Children’s mental health waiting list coverup
Mental health trust will not say how many children are on its waiting list
By Sarah Ward
Northamptonshire Healthcare Foundation Trust (NHFT) will not say how many of the county’s children are on the waiting list for mental health treatment, amid suspicions some are waiting two years for help.
The amount of children in need of CAMHS services has increased sharply in the aftermath of the pandemic, with the Guardian recently reporting that more than 400,000 children a month are receiving treatment in England, a record figure.
NHFT, which is the provider of mental health services for the county’s adults and children, published its annual quality report at the end of June and despite numerous references to issues within the children’s mental health services, it did not report how many children are waiting for help.
West Northamptonshire Council’s people scrutiny committee wrote to the trust in May before the final report had been published to express its concerns about the omission.
It wrote: “It is disappointing that there is no mention of the current waiting list for CAMHS in the county: councillors have heard that this is estimated at up to two years to receive treatment. This is alongside health services following the COVID-19 pandemic: the Nuffield Trust and the Health Foundation have identified an 81% increase in referrals for CAMHS from April to September 2021 compared to the same period in 2019. I would therefore urge NHFT to consider adding an additional priority for 2022/23 aiming to reduce urgently the waiting list for young people being referred to CAMHS for assessment and treatment.”
On Friday NN Journal asked the trust, which is led by Angela Hillary, for the figures of the number of children waiting for treatment, the average wait from referral to treatment and the longest amount of time a child had been waiting.
A media officer for the trust said it was unable to provide an answer because, ‘the data requested is not currently in the public domain, therefore will need to go through the freedom of information process so that it can be properly collated and validated for release.’
A request to the freedom of information department can take up to 20 working days for a response and it is not guaranteed an answer will be provided.
As we reported in April, the trust is carrying out a review into the number of self harm incidents of patients being treated within its wards.
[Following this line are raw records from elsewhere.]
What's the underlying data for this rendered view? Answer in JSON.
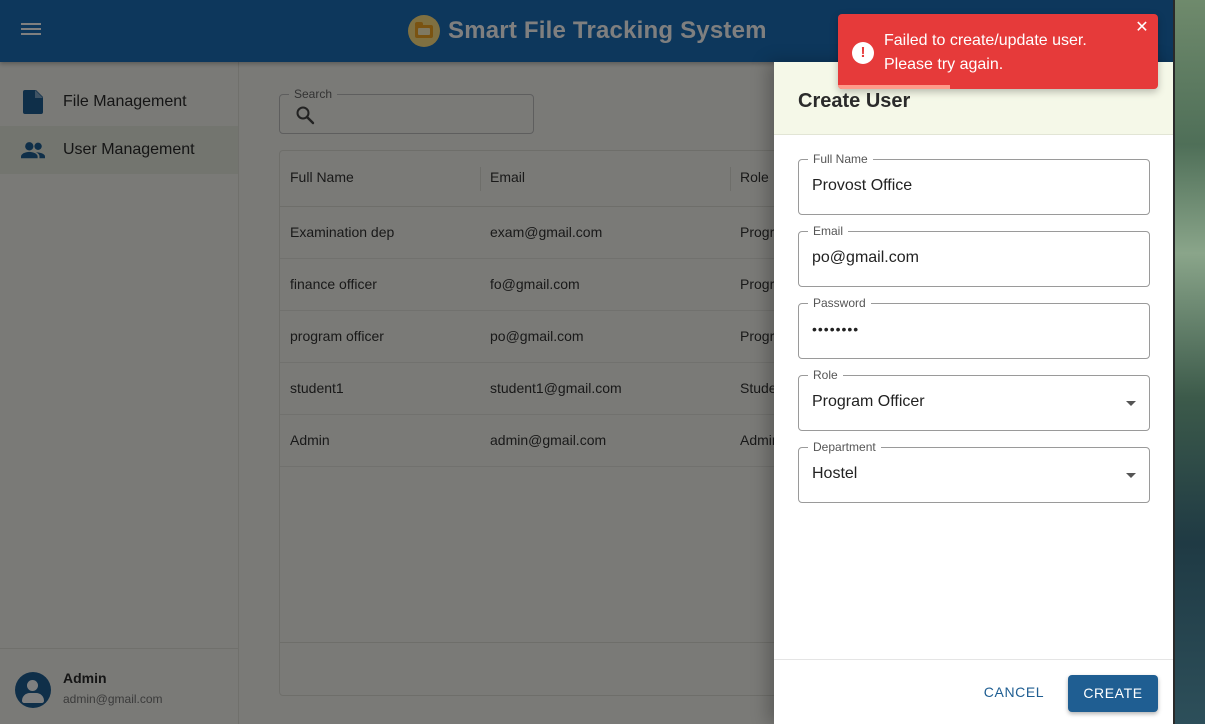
{
  "app": {
    "title": "Smart File Tracking System"
  },
  "sidebar": {
    "items": [
      {
        "label": "File Management",
        "icon": "document-icon",
        "active": false
      },
      {
        "label": "User Management",
        "icon": "people-icon",
        "active": true
      }
    ],
    "user": {
      "name": "Admin",
      "email": "admin@gmail.com"
    }
  },
  "search": {
    "label": "Search",
    "value": ""
  },
  "table": {
    "headers": [
      "Full Name",
      "Email",
      "Role"
    ],
    "rows": [
      [
        "Examination dep",
        "exam@gmail.com",
        "Progr"
      ],
      [
        "finance officer",
        "fo@gmail.com",
        "Progr"
      ],
      [
        "program officer",
        "po@gmail.com",
        "Progr"
      ],
      [
        "student1",
        "student1@gmail.com",
        "Stude"
      ],
      [
        "Admin",
        "admin@gmail.com",
        "Admin"
      ]
    ]
  },
  "drawer": {
    "title": "Create User",
    "fields": [
      {
        "label": "Full Name",
        "value": "Provost Office"
      },
      {
        "label": "Email",
        "value": "po@gmail.com"
      },
      {
        "label": "Password",
        "value": "••••••••"
      },
      {
        "label": "Role",
        "value": "Program Officer"
      },
      {
        "label": "Department",
        "value": "Hostel"
      }
    ],
    "cancel_label": "CANCEL",
    "create_label": "CREATE"
  },
  "toast": {
    "message": "Failed to create/update user. Please try again.",
    "type": "error",
    "progress": 0.35
  },
  "colors": {
    "primary": "#1b6fb8",
    "error": "#e63a3a",
    "button": "#1f5e92"
  }
}
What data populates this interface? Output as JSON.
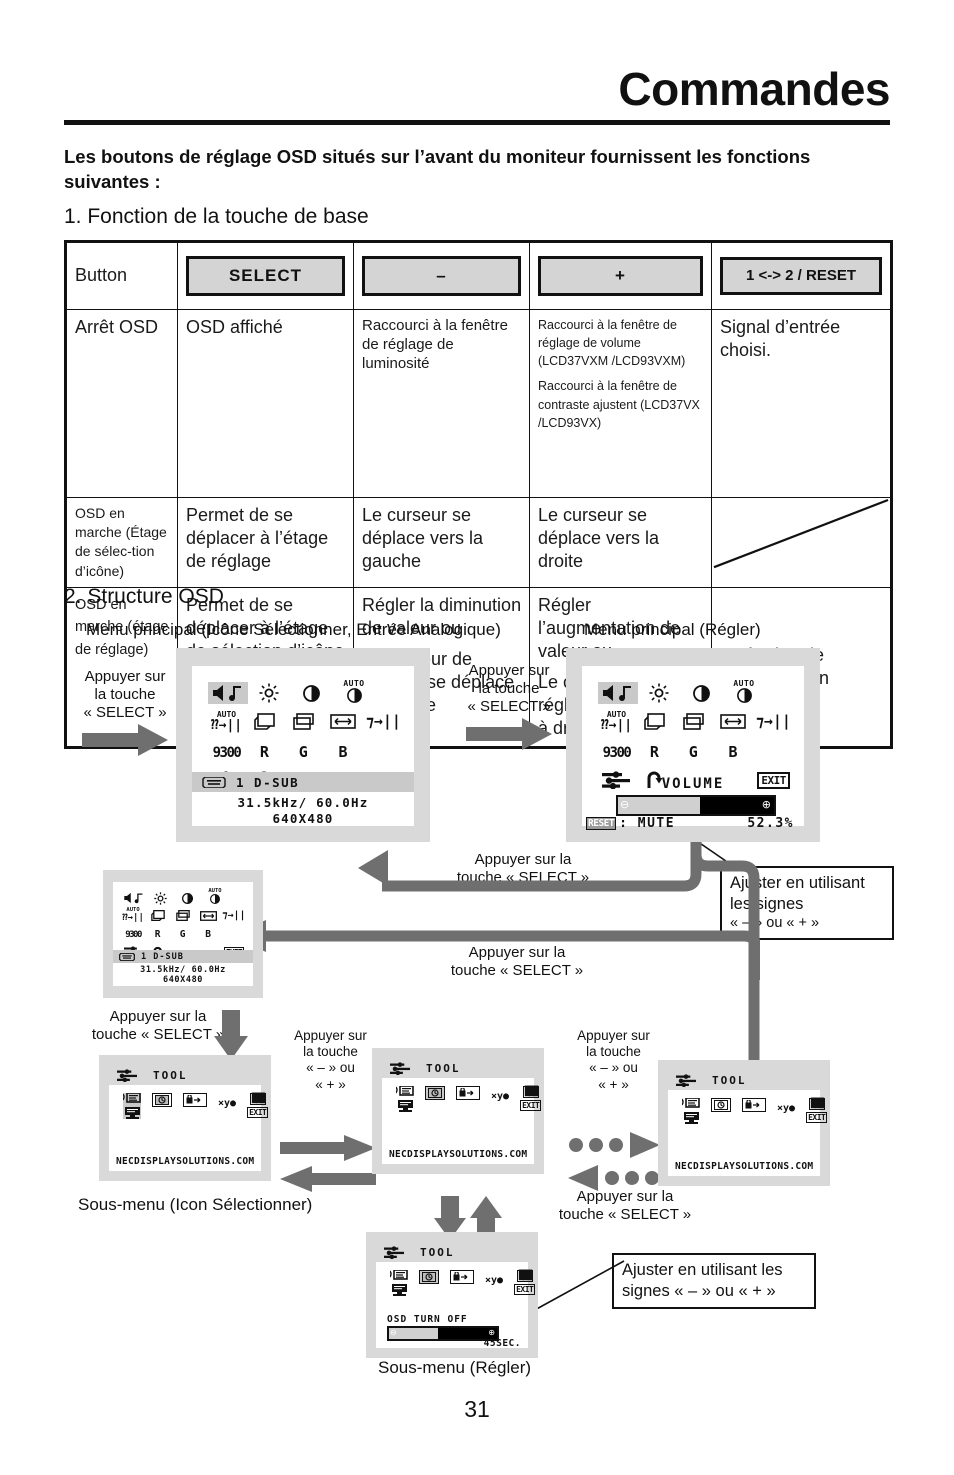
{
  "header": {
    "title": "Commandes",
    "intro": "Les boutons de réglage OSD situés sur l’avant du moniteur fournissent les fonctions suivantes :",
    "section1": "1. Fonction de la touche de base",
    "section2": "2. Structure OSD"
  },
  "table": {
    "headers": {
      "col0": "Button",
      "col1": "SELECT",
      "col2": "–",
      "col3": "+",
      "col4": "1 <-> 2 / RESET"
    },
    "rows": [
      {
        "c0": "Arrêt OSD",
        "c1": "OSD affiché",
        "c2": "Raccourci à la fenêtre de réglage de luminosité",
        "c3a": "Raccourci à la fenêtre de réglage de volume (LCD37VXM /LCD93VXM)",
        "c3b": "Raccourci à la fenêtre de contraste ajustent (LCD37VX /LCD93VX)",
        "c4": "Signal d’entrée choisi."
      },
      {
        "c0": "OSD en marche (Étage de sélec-tion d’icône)",
        "c1": "Permet de se déplacer à l’étage de réglage",
        "c2": "Le curseur se déplace vers la gauche",
        "c3": "Le curseur se déplace vers la droite",
        "c4": ""
      },
      {
        "c0": "OSD en marche (étage de réglage)",
        "c1": "Permet de se déplacer à l’étage de sélection d’icône",
        "c2a": "Régler la diminution de valeur ou",
        "c2b": "Le curseur de réglage se déplace à gauche",
        "c3a": "Régler l’augmentation de valeur  ou",
        "c3b": "Le curseur de réglage se déplace à droite",
        "c4": "Opération de réinitialisation"
      }
    ]
  },
  "diagram": {
    "caption_main_select": "Menu principal (Icône Sélectionner, Entrée Analogique)",
    "caption_main_adjust": "Menu principal (Régler)",
    "caption_sub_select": "Sous-menu (Icon Sélectionner)",
    "caption_sub_adjust": "Sous-menu (Régler)",
    "press_select_1": "Appuyer sur\nla touche\n« SELECT »",
    "press_select_2": "Appuyer sur\nla touche\n« SELECT »",
    "press_select_3": "Appuyer sur la\ntouche « SELECT »",
    "press_select_4": "Appuyer sur la\ntouche « SELECT »",
    "press_select_5": "Appuyer sur la\ntouche « SELECT »",
    "press_select_6": "Appuyer sur la\ntouche « SELECT »",
    "press_plusminus_1": "Appuyer sur\nla touche\n« – » ou\n« + »",
    "press_plusminus_2": "Appuyer sur\nla touche\n« – » ou\n« + »",
    "callout_adjust_1_line1": "Ajuster en utilisant",
    "callout_adjust_1_line2": "les signes",
    "callout_adjust_1_line3": "« – » ou « + »",
    "callout_adjust_2_line1": "Ajuster en utilisant les",
    "callout_adjust_2_line2": "signes « – » ou « + »"
  },
  "osd": {
    "main_icons_row1": [
      "speaker-note-icon",
      "brightness-icon",
      "contrast-icon",
      "auto-contrast-icon"
    ],
    "main_icons_row2": [
      "auto-adjust-icon",
      "h-position-icon",
      "v-position-icon",
      "h-size-icon",
      "fine-icon"
    ],
    "main_icons_row3_labels": [
      "9300",
      "R",
      "G",
      "B"
    ],
    "main_icons_row4": [
      "tool-icon",
      "reset-icon",
      "EXIT"
    ],
    "input_line": "1   D-SUB",
    "freq_line": "31.5kHz/  60.0Hz",
    "res_line": "640X480",
    "volume_label": "VOLUME",
    "volume_reset_tag": "RESET",
    "volume_mute": ": MUTE",
    "volume_value": "52.3%",
    "volume_percent": 52.3,
    "tool_title": "TOOL",
    "tool_footer": "NECDISPLAYSOLUTIONS.COM",
    "tool_icons": [
      "language-icon",
      "osd-timer-icon",
      "osd-lock-icon",
      "resolution-notifier-icon",
      "monitor-info-icon",
      "EXIT"
    ],
    "osd_turn_off_label": "OSD  TURN  OFF",
    "osd_turn_off_value": "45SEC.",
    "osd_turn_off_percent": 45
  },
  "footer": {
    "page_number": "31"
  },
  "colors": {
    "ink": "#111111",
    "panel_bg": "#d9d9d9",
    "panel_screen": "#ffffff",
    "highlight": "#c9c9c9",
    "arrow_gray": "#6f6f6f",
    "button_fill": "#d4d4d4"
  }
}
There are often more than 50 incidents a month. Reducing the self harm incidents is one of the trust’s priorities for this year along with assessing issues that impact on access to CAMHS services.
An insight into the services provided by NHFT is given by a recently published report by Northamptonshire Healthwatch - an organisation which represents patients' views.
Healthwatch worked with the Northamptonshire Clinical Commissioning Group (which has now been replaced by the Integrated Care Board) to look into the patient experience of moving from the CAMHS service to adult mental health services.
The report gives an at times bleak assessment of what some users experienced.
One told Healthwatch: “In four years I only had 2 appointments with CAMHS and I wasn't sent to another service. I had to seek them out myself.”
Another said: “My mum had to beg and constantly call CAMHS to get them to see me. She helped me with the process of finding me services and has kept me motivated against a system that works against me.
And a third said: “If I had got the help I needed when I was younger, I wouldn’t need as much help now.”
If you have a child who is waiting for CAMHs treatment you can contact NN Journal reporter Natalie Bloomer at firstname.lastname@example.org